▶ What you need to do
Across the material below, count the lines that include the word "object" and give only that count.

▶ Information supplied

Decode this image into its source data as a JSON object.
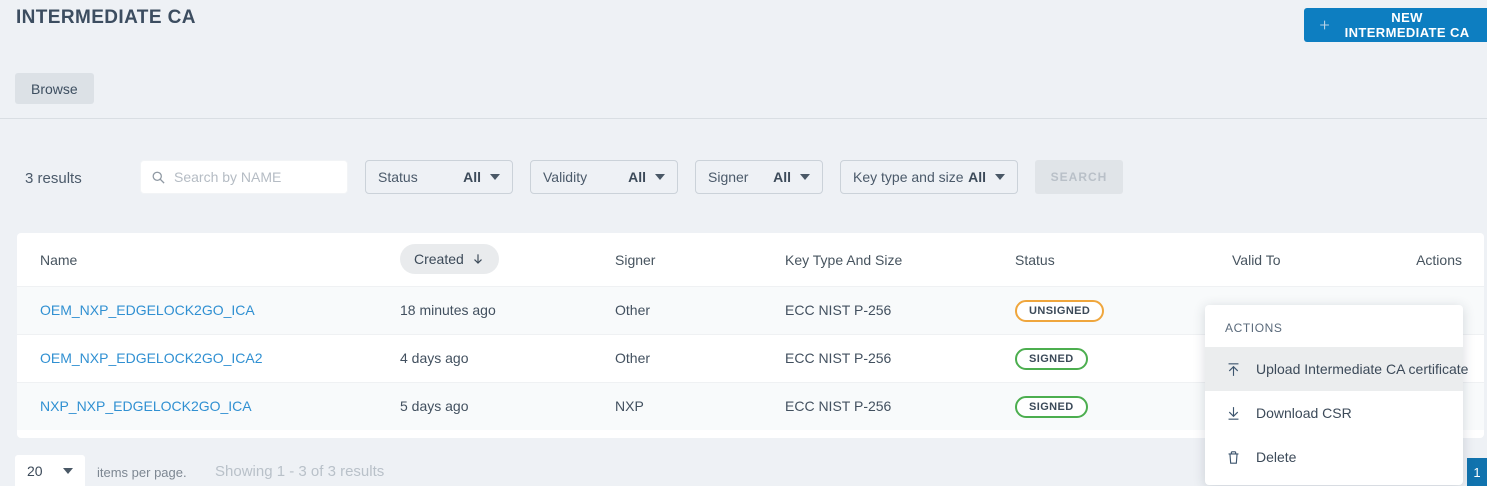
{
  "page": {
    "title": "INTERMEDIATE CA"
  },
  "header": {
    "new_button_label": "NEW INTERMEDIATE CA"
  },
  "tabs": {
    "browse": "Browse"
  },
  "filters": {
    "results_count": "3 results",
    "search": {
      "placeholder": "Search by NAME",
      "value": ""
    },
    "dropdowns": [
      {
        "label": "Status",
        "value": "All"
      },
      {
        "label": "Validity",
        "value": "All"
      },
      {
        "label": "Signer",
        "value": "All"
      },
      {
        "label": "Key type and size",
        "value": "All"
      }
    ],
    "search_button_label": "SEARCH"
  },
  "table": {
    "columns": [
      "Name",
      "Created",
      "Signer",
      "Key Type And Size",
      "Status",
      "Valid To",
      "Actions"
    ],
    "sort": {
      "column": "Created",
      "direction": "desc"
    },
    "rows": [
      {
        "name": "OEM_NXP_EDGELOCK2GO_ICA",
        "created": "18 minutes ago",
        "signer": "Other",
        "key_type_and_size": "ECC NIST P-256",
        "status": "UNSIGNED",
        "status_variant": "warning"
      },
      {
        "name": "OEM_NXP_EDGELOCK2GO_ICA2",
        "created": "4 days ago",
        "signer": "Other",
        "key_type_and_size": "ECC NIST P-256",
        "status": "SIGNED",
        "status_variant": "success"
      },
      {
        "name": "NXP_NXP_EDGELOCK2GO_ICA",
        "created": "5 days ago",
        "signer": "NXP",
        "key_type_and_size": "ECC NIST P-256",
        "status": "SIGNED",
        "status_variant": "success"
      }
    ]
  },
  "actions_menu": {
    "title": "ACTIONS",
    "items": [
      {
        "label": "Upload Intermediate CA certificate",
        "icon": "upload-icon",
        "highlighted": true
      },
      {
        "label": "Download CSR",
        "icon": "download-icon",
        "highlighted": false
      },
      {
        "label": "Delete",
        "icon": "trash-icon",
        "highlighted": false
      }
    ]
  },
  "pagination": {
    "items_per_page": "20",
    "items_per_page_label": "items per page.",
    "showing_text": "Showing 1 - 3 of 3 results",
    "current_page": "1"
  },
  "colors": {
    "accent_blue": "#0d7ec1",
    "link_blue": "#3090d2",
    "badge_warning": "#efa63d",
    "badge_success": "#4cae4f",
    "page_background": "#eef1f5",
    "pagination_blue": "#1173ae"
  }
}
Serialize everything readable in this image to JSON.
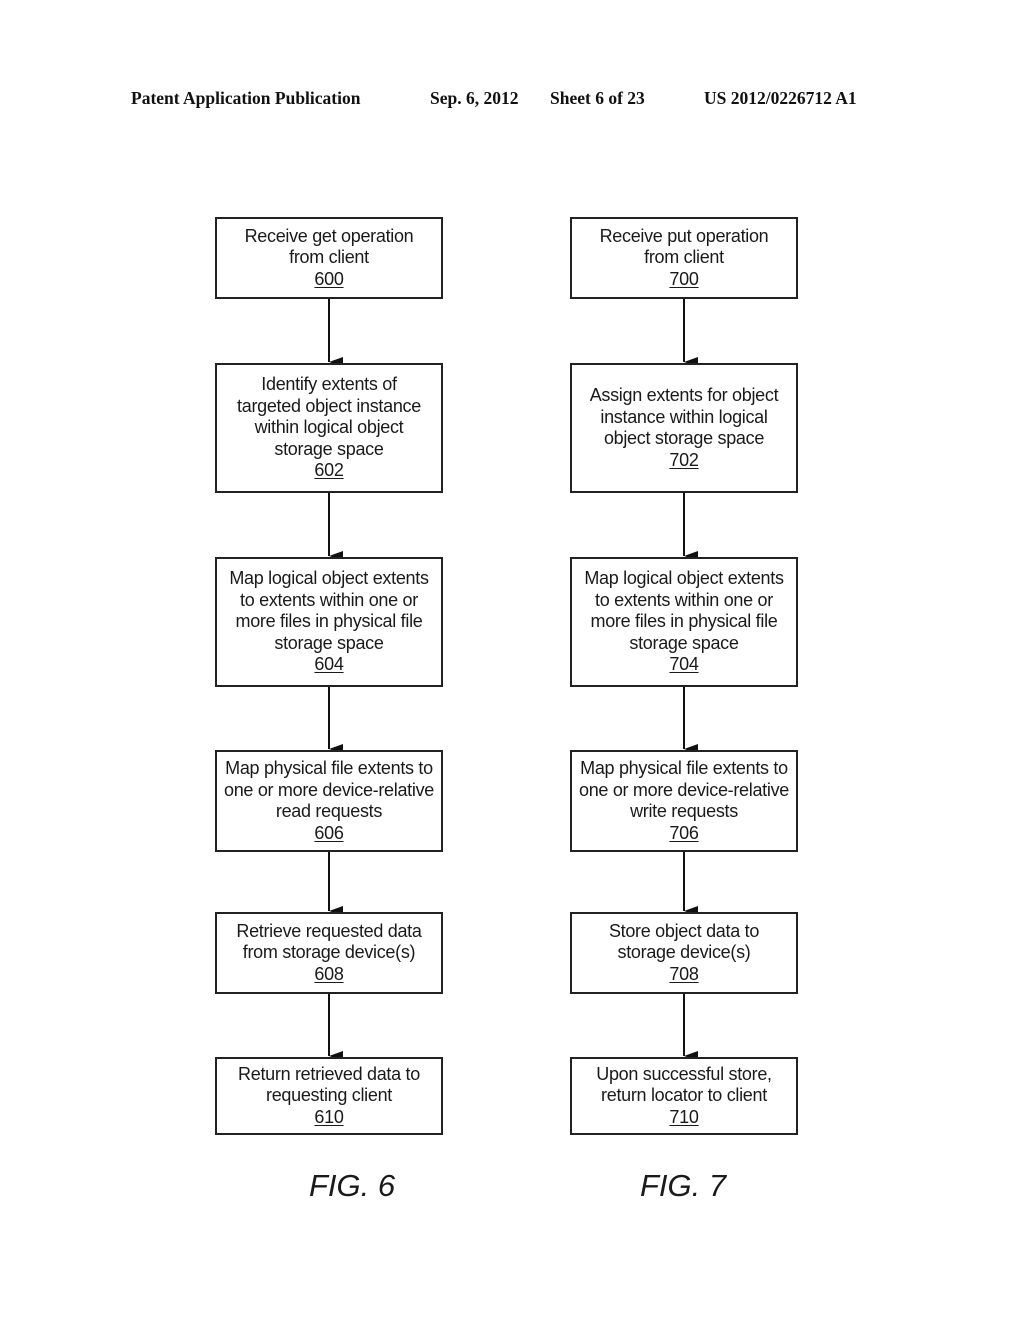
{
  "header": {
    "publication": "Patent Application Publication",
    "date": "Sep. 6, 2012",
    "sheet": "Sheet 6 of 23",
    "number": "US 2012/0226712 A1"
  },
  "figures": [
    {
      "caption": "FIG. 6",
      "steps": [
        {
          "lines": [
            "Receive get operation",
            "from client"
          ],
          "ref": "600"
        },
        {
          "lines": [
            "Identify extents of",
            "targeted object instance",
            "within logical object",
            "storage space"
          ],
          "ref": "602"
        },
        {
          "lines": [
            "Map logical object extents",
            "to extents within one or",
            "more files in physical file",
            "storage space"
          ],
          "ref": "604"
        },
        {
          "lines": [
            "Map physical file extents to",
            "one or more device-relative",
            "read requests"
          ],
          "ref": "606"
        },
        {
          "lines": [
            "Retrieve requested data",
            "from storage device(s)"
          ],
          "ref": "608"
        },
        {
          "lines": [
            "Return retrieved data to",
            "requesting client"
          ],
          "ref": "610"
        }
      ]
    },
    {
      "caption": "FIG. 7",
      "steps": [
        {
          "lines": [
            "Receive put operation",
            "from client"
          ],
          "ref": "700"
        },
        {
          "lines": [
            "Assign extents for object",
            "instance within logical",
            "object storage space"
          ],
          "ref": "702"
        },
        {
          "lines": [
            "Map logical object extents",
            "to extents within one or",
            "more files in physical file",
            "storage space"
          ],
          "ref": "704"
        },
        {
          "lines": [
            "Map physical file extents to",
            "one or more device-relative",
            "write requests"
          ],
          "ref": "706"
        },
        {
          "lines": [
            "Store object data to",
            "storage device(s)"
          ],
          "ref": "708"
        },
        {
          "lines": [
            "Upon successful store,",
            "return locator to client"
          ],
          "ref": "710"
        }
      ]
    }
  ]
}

▶ Exercise solution
8